◆ PROBLEM REQUIREMENTS:
Print out every record exactly as it appears.

______________________________

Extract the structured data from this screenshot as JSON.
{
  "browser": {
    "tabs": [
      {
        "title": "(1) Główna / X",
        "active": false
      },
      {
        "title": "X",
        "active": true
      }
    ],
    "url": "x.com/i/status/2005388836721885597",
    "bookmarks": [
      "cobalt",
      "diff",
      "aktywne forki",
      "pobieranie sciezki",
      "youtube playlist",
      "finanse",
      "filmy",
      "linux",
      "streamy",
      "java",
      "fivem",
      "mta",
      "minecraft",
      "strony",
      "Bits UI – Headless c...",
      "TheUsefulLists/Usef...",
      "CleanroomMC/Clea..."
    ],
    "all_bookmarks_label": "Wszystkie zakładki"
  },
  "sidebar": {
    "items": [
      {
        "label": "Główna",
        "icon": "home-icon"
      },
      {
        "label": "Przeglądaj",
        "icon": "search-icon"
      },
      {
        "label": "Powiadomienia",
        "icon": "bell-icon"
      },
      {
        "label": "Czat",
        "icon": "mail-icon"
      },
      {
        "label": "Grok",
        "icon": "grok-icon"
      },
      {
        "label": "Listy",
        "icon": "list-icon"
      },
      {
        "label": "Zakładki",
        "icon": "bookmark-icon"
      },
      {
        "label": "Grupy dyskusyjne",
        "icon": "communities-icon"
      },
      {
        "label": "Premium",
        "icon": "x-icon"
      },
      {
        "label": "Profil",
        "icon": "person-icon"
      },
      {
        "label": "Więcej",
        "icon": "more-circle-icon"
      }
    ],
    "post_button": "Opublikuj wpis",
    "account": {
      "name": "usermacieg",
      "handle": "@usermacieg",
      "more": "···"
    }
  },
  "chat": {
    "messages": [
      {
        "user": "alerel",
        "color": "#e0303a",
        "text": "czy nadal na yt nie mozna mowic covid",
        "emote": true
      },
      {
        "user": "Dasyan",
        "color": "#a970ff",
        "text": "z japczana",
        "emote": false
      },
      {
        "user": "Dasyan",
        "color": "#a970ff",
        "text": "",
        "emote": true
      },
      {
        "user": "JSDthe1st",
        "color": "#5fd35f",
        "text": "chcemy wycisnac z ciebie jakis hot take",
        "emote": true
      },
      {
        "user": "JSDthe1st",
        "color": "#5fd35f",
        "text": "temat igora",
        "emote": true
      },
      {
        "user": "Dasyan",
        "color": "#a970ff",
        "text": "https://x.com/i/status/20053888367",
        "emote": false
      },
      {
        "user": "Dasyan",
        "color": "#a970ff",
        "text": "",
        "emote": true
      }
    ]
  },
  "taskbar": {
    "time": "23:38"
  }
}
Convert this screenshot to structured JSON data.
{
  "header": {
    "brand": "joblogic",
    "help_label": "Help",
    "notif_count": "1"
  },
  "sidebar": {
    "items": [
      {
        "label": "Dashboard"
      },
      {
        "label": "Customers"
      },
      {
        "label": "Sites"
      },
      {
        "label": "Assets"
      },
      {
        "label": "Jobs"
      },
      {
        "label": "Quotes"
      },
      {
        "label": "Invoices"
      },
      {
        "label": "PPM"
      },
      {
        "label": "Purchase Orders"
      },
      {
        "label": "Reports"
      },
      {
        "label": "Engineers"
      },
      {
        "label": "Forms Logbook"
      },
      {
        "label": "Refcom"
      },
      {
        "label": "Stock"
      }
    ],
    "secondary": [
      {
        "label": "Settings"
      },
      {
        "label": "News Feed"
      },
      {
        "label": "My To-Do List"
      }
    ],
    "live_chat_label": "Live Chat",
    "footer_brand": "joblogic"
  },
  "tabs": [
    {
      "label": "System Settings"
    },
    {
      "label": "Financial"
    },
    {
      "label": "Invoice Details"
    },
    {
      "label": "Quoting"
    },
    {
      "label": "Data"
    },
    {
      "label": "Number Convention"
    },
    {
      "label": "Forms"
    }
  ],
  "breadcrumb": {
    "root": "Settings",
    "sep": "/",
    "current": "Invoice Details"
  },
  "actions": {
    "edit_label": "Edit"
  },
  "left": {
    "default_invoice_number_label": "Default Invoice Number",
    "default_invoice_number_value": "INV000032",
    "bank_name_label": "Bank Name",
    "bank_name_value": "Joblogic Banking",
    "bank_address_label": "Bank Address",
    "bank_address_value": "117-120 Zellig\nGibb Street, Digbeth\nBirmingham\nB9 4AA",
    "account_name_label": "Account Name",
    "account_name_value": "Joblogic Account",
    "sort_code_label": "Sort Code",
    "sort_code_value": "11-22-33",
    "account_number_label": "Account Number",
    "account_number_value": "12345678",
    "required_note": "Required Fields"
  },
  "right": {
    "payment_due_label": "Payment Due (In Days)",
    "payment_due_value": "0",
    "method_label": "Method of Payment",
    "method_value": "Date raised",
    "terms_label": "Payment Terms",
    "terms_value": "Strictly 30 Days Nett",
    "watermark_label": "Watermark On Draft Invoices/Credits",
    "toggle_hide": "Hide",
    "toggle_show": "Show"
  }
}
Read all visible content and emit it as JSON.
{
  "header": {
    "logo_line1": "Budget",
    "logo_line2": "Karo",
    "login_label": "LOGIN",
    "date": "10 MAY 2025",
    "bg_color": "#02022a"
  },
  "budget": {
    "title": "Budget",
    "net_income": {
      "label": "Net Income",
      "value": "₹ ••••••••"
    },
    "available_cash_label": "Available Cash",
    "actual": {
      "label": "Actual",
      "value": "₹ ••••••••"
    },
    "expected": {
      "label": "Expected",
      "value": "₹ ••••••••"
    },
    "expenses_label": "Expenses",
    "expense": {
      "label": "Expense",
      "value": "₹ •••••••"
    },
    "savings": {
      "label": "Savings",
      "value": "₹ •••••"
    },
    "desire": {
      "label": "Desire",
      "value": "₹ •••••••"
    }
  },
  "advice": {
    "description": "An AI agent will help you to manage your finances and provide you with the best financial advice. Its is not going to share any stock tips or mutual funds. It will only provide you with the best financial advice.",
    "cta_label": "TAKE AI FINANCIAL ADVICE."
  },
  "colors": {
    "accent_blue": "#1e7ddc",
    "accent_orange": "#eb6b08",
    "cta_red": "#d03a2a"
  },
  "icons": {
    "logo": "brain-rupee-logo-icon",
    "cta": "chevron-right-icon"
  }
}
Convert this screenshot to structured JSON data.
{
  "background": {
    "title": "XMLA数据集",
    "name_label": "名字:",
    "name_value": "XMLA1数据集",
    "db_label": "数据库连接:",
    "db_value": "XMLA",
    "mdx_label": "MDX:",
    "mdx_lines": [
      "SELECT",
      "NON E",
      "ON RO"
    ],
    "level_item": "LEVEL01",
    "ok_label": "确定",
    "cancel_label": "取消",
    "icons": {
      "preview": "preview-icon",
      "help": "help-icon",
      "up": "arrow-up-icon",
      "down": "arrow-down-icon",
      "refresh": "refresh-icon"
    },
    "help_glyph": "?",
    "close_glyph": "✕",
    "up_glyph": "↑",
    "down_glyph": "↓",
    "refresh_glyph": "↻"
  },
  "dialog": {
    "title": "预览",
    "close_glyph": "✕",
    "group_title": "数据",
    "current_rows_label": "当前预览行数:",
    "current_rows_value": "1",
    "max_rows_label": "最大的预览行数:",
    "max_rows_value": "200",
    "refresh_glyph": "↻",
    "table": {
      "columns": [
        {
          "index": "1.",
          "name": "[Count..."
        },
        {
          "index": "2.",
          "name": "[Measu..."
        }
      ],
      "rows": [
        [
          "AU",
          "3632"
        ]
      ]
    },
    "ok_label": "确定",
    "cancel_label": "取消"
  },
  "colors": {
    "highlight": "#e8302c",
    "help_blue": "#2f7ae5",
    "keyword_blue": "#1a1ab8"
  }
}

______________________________

◆ YOUR SOLUTION:
Extract the structured data from this screenshot as JSON.
{
  "browser": {
    "tabs": [
      {
        "title": "(1) Główna / X",
        "active": false
      },
      {
        "title": "X",
        "active": true
      }
    ],
    "url": "x.com/i/status/2005388836721885597",
    "bookmarks": [
      "cobalt",
      "diff",
      "aktywne forki",
      "pobieranie sciezki",
      "youtube playlist",
      "finanse",
      "filmy",
      "linux",
      "streamy",
      "java",
      "fivem",
      "mta",
      "minecraft",
      "strony",
      "Bits UI – Headless c...",
      "TheUsefulLists/Usef...",
      "CleanroomMC/Clea..."
    ],
    "all_bookmarks_label": "Wszystkie zakładki"
  },
  "sidebar": {
    "items": [
      {
        "label": "Główna",
        "icon": "home-icon"
      },
      {
        "label": "Przeglądaj",
        "icon": "search-icon"
      },
      {
        "label": "Powiadomienia",
        "icon": "bell-icon"
      },
      {
        "label": "Czat",
        "icon": "mail-icon"
      },
      {
        "label": "Grok",
        "icon": "grok-icon"
      },
      {
        "label": "Listy",
        "icon": "list-icon"
      },
      {
        "label": "Zakładki",
        "icon": "bookmark-icon"
      },
      {
        "label": "Grupy dyskusyjne",
        "icon": "communities-icon"
      },
      {
        "label": "Premium",
        "icon": "x-icon"
      },
      {
        "label": "Profil",
        "icon": "person-icon"
      },
      {
        "label": "Więcej",
        "icon": "more-circle-icon"
      }
    ],
    "post_button": "Opublikuj wpis",
    "account": {
      "name": "usermacieg",
      "handle": "@usermacieg",
      "more": "···"
    }
  },
  "chat": {
    "messages": [
      {
        "user": "alerel",
        "color": "#e0303a",
        "text": "czy nadal na yt nie mozna mowic covid",
        "emote": true
      },
      {
        "user": "Dasyan",
        "color": "#a970ff",
        "text": "z japczana",
        "emote": false
      },
      {
        "user": "Dasyan",
        "color": "#a970ff",
        "text": "",
        "emote": true
      },
      {
        "user": "JSDthe1st",
        "color": "#5fd35f",
        "text": "chcemy wycisnac z ciebie jakis hot take",
        "emote": true
      },
      {
        "user": "JSDthe1st",
        "color": "#5fd35f",
        "text": "temat igora",
        "emote": true
      },
      {
        "user": "Dasyan",
        "color": "#a970ff",
        "text": "https://x.com/i/status/20053888367",
        "emote": false
      },
      {
        "user": "Dasyan",
        "color": "#a970ff",
        "text": "",
        "emote": true
      }
    ]
  },
  "taskbar": {
    "time": "23:38"
  }
}
Convert this screenshot to structured JSON data.
{
  "header": {
    "brand": "joblogic",
    "help_label": "Help",
    "notif_count": "1"
  },
  "sidebar": {
    "items": [
      {
        "label": "Dashboard"
      },
      {
        "label": "Customers"
      },
      {
        "label": "Sites"
      },
      {
        "label": "Assets"
      },
      {
        "label": "Jobs"
      },
      {
        "label": "Quotes"
      },
      {
        "label": "Invoices"
      },
      {
        "label": "PPM"
      },
      {
        "label": "Purchase Orders"
      },
      {
        "label": "Reports"
      },
      {
        "label": "Engineers"
      },
      {
        "label": "Forms Logbook"
      },
      {
        "label": "Refcom"
      },
      {
        "label": "Stock"
      }
    ],
    "secondary": [
      {
        "label": "Settings"
      },
      {
        "label": "News Feed"
      },
      {
        "label": "My To-Do List"
      }
    ],
    "live_chat_label": "Live Chat",
    "footer_brand": "joblogic"
  },
  "tabs": [
    {
      "label": "System Settings"
    },
    {
      "label": "Financial"
    },
    {
      "label": "Invoice Details"
    },
    {
      "label": "Quoting"
    },
    {
      "label": "Data"
    },
    {
      "label": "Number Convention"
    },
    {
      "label": "Forms"
    }
  ],
  "breadcrumb": {
    "root": "Settings",
    "sep": "/",
    "current": "Invoice Details"
  },
  "actions": {
    "edit_label": "Edit"
  },
  "left": {
    "default_invoice_number_label": "Default Invoice Number",
    "default_invoice_number_value": "INV000032",
    "bank_name_label": "Bank Name",
    "bank_name_value": "Joblogic Banking",
    "bank_address_label": "Bank Address",
    "bank_address_value": "117-120 Zellig\nGibb Street, Digbeth\nBirmingham\nB9 4AA",
    "account_name_label": "Account Name",
    "account_name_value": "Joblogic Account",
    "sort_code_label": "Sort Code",
    "sort_code_value": "11-22-33",
    "account_number_label": "Account Number",
    "account_number_value": "12345678",
    "required_note": "Required Fields"
  },
  "right": {
    "payment_due_label": "Payment Due (In Days)",
    "payment_due_value": "0",
    "method_label": "Method of Payment",
    "method_value": "Date raised",
    "terms_label": "Payment Terms",
    "terms_value": "Strictly 30 Days Nett",
    "watermark_label": "Watermark On Draft Invoices/Credits",
    "toggle_hide": "Hide",
    "toggle_show": "Show"
  }
}
Read all visible content and emit it as JSON.
{
  "header": {
    "logo_line1": "Budget",
    "logo_line2": "Karo",
    "login_label": "LOGIN",
    "date": "10 MAY 2025",
    "bg_color": "#02022a"
  },
  "budget": {
    "title": "Budget",
    "net_income": {
      "label": "Net Income",
      "value": "₹ ••••••••"
    },
    "available_cash_label": "Available Cash",
    "actual": {
      "label": "Actual",
      "value": "₹ ••••••••"
    },
    "expected": {
      "label": "Expected",
      "value": "₹ ••••••••"
    },
    "expenses_label": "Expenses",
    "expense": {
      "label": "Expense",
      "value": "₹ •••••••"
    },
    "savings": {
      "label": "Savings",
      "value": "₹ •••••"
    },
    "desire": {
      "label": "Desire",
      "value": "₹ •••••••"
    }
  },
  "advice": {
    "description": "An AI agent will help you to manage your finances and provide you with the best financial advice. Its is not going to share any stock tips or mutual funds. It will only provide you with the best financial advice.",
    "cta_label": "TAKE AI FINANCIAL ADVICE."
  },
  "colors": {
    "accent_blue": "#1e7ddc",
    "accent_orange": "#eb6b08",
    "cta_red": "#d03a2a"
  },
  "icons": {
    "logo": "brain-rupee-logo-icon",
    "cta": "chevron-right-icon"
  }
}
Convert this screenshot to structured JSON data.
{
  "background": {
    "title": "XMLA数据集",
    "name_label": "名字:",
    "name_value": "XMLA1数据集",
    "db_label": "数据库连接:",
    "db_value": "XMLA",
    "mdx_label": "MDX:",
    "mdx_lines": [
      "SELECT",
      "NON E",
      "ON RO"
    ],
    "level_item": "LEVEL01",
    "ok_label": "确定",
    "cancel_label": "取消",
    "icons": {
      "preview": "preview-icon",
      "help": "help-icon",
      "up": "arrow-up-icon",
      "down": "arrow-down-icon",
      "refresh": "refresh-icon"
    },
    "help_glyph": "?",
    "close_glyph": "✕",
    "up_glyph": "↑",
    "down_glyph": "↓",
    "refresh_glyph": "↻"
  },
  "dialog": {
    "title": "预览",
    "close_glyph": "✕",
    "group_title": "数据",
    "current_rows_label": "当前预览行数:",
    "current_rows_value": "1",
    "max_rows_label": "最大的预览行数:",
    "max_rows_value": "200",
    "refresh_glyph": "↻",
    "table": {
      "columns": [
        {
          "index": "1.",
          "name": "[Count..."
        },
        {
          "index": "2.",
          "name": "[Measu..."
        }
      ],
      "rows": [
        [
          "AU",
          "3632"
        ]
      ]
    },
    "ok_label": "确定",
    "cancel_label": "取消"
  },
  "colors": {
    "highlight": "#e8302c",
    "help_blue": "#2f7ae5",
    "keyword_blue": "#1a1ab8"
  }
}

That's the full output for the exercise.